The count of lines below that include the string "create" is the whole answer.
═════ Recorded information
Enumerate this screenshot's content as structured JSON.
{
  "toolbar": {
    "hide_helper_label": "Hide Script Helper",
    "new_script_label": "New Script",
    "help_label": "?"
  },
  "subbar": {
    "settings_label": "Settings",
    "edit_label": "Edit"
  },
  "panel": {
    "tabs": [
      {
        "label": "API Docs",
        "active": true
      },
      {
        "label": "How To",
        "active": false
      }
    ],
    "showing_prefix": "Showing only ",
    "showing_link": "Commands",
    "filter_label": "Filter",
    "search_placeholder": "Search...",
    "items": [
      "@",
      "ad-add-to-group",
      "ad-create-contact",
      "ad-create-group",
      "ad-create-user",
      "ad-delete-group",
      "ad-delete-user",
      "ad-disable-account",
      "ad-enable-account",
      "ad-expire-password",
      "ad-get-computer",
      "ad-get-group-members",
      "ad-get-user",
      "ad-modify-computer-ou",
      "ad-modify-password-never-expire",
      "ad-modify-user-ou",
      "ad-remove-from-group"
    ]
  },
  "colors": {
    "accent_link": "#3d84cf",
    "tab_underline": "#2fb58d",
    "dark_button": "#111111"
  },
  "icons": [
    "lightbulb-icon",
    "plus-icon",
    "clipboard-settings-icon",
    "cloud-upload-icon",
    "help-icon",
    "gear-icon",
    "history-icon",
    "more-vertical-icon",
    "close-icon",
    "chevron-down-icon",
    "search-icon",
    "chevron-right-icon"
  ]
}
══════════
* [Exercise answer] 3